Start of RECORD SET

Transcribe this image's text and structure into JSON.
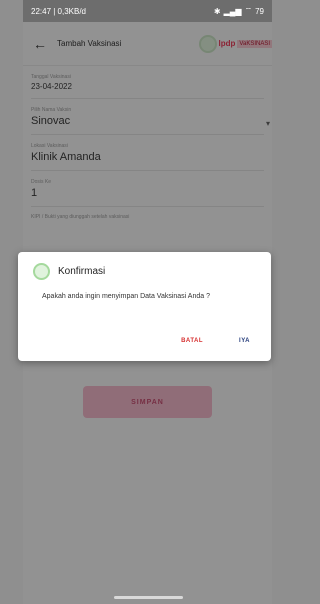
{
  "status": {
    "left": "22:47 | 0,3KB/d",
    "right": "79"
  },
  "appbar": {
    "title": "Tambah Vaksinasi",
    "logo_text": "lpdp",
    "logo_text2": "VaKSINASI"
  },
  "form": {
    "fields": [
      {
        "label": "Tanggal Vaksinasi",
        "value": "23-04-2022"
      },
      {
        "label": "Pilih Nama Vaksin",
        "value": "Sinovac"
      },
      {
        "label": "Lokasi Vaksinasi",
        "value": "Klinik Amanda"
      },
      {
        "label": "Dosis Ke",
        "value": "1"
      }
    ],
    "upload_label": "KIPI / Bukti yang diunggah setelah vaksinasi"
  },
  "buttons": {
    "save": "SIMPAN"
  },
  "dialog": {
    "title": "Konfirmasi",
    "message": "Apakah anda ingin menyimpan Data Vaksinasi Anda ?",
    "cancel": "BATAL",
    "ok": "IYA"
  }
}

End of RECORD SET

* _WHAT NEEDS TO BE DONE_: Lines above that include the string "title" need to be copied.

* _REPLY TO THE EXERCISE_:
    "title": "Tambah Vaksinasi",
    "title": "Konfirmasi",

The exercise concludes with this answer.